We partnered with Tom Clohosy Cole, a freelance digital illustrator to create the sunset scene presented on the latest Whiskymaker’s Editions release, Miramar. We specifically worked with Tom as his vivid work carries a lot of detail and interest, with his painterly approach and use of light bringing hope and optimism to his work. Miramar, a versatile and expansive whisky, captures that European sunset cafe culture where day drifts into dusk, time advances, shadows lengthen, conversations meander.
How would you describe your artistic style?
I find it difficult to define it. Simply I’d say I am a digital illustrator. My style is painterly and textured and uses quite bright/rich colour combinations, and leans towards the realistic.
"I like being outdoors and I like big open spaces, so I try to get that across in my work. I find I’m am inspired by the natural world and I try to share it when I can in my work. I always get inspired when I go to new places, so I try to travel as much as possible."
What/who are your biggest influences as an artist?
My uncle and my dad are both painters so they paved the way and encouraged me to pursue a career in the arts. The Studio Ghibli films – I started watching these films when I was doing my foundation and I fell in love with them and all things Japanese. I still find them very inspiring today. Countless illustrators that I looked up to while I was growing up. David Hughes, who gave a talk at my college and was my first introduction to an illustrator. Lots of painters. Peter Doig being a favourite. The recent Harald Sohlberg exhibition at the Dulwich Picture Gallery left a really big impression on me, his work is mesmerising.
What are your art tools of choice?
I make all of my work in Adobe Photoshop and I use a Wacom Cintiq to draw directly into the program. I also use Procreate on the iPad, which is an amazing bit of technology. I sometimes use traditional mediums for my personal work and I like to paint with gouache for fun outdoors, but for my commissions, I’ve always worked digitally. It makes my process much quicker and allows things to be changed easily. I keep a sketchbook close by but find I’m often writing notes in it more than I’m drawing in it.
What is the creative process like?

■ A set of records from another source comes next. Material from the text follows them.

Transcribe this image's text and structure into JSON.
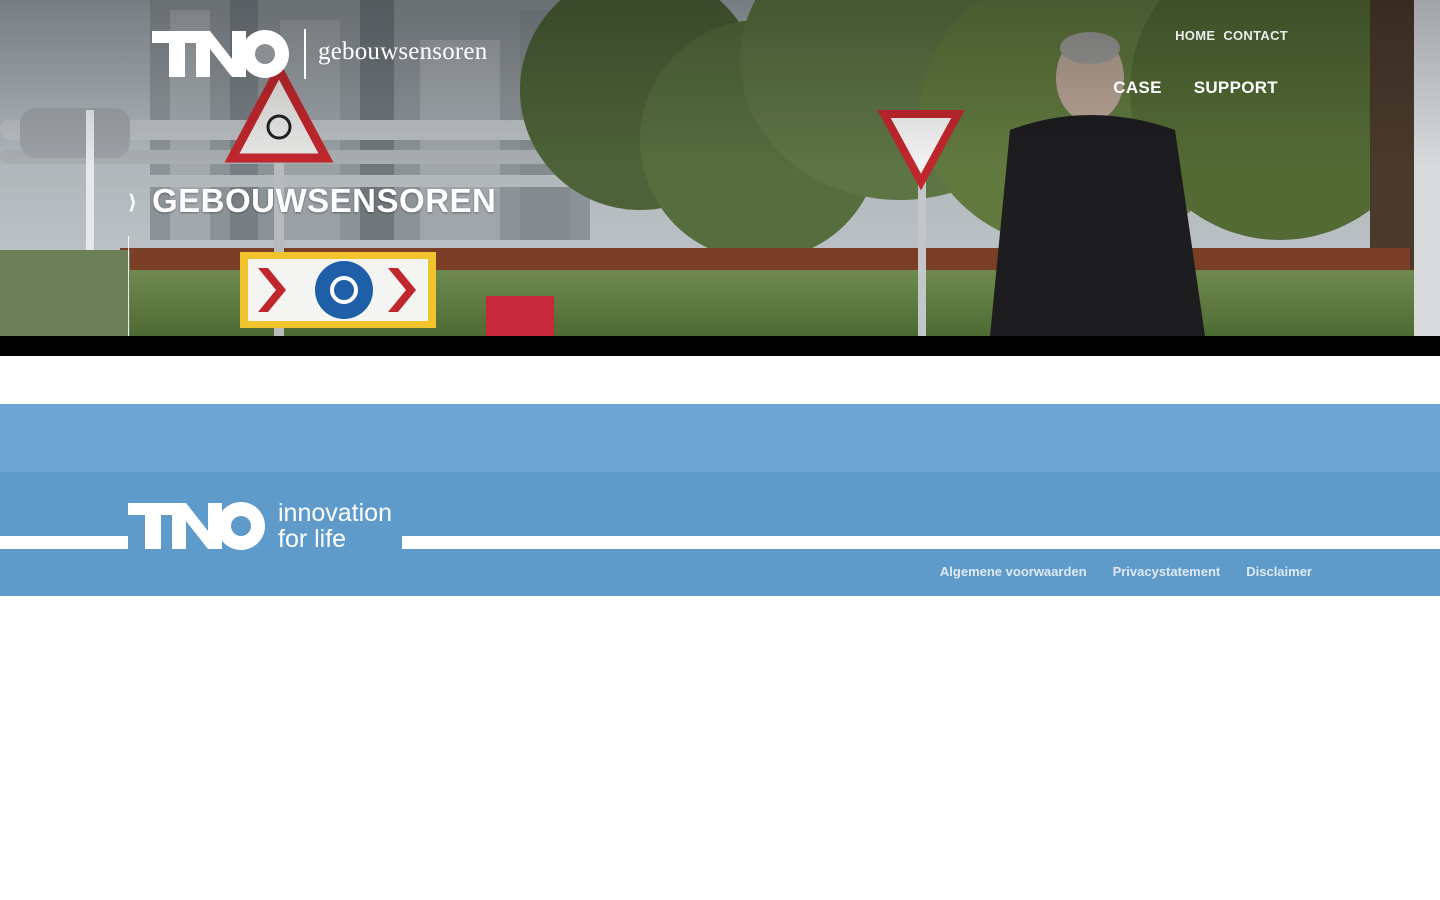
{
  "brand": {
    "logo": "TNO",
    "subtitle": "gebouwsensoren"
  },
  "header": {
    "top_links": [
      "HOME",
      "CONTACT"
    ],
    "main_nav": [
      "CASE",
      "SUPPORT"
    ]
  },
  "hero": {
    "breadcrumb_icon": "chevron-right-icon",
    "chevron_glyph": "⟩",
    "title": "GEBOUWSENSOREN"
  },
  "footer": {
    "logo": "TNO",
    "tagline_line1": "innovation",
    "tagline_line2": "for life",
    "links": [
      "Algemene voorwaarden",
      "Privacystatement",
      "Disclaimer"
    ]
  },
  "colors": {
    "footer_light": "#6fa6d2",
    "footer_main": "#5e9bca",
    "hero_bar": "#000000"
  }
}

For me, it always starts with a brief from a client, or some direction as to what they’d like to make. I then go away and make some rough sketches, trying out different compositions and arrangements. I start really loose and then I take three or four of the best ones and neaten them up before sending them over. Sometimes there’s some back and forth, and then when everyone is happy with the rough, we proceed to the colour illustration. The most creative part for me is the very first sketches. It’s when I get to try lots of different ideas out and generally not be too precious. Once everything has been decided and I’m working on the colours, it is more straight forward for me as everything is already planned out in my head.
How do you build your final illustration?
Using the rough as a guide, I draw in every shape on a new layer as a block of colour. I generally always start from the back and work forwards to the foreground as I artwork the image. The sky often sets the colour/tone for everything so I find it best to start here. I then start to add shadows to each of the layers and highlights. It can take a long time depending on how detailed the image is. It’s only at the end that I spend a while working on the colours as a whole. I use adjustment layers and then I go in and tweak areas until the balance feels harmonious. I keep tweaking things until something clicks into place and I’m happy with it.
Anything else that you’d like to share?
For the Lakes image, I loved doing the image research, I’ve not been to Lisbon yet but studying the pictures online gave me a real desire to visit. I took my time to find good references for the different iconic buildings and I also studied the smaller buildings. I was looking specifically at how the buildings look in the evenings when they are lit up by the festoon lights and the setting sun.
It was also fun working on the image as a bigger piece. We created a much wider scene that is seen on the bottle label, which allowed me to get even more information and sense of place into the wider image.
"I really enjoyed making this illustration, and drinking a whiskey in Lisbon as the sun sets is right up the top of my list for when the world opens up again."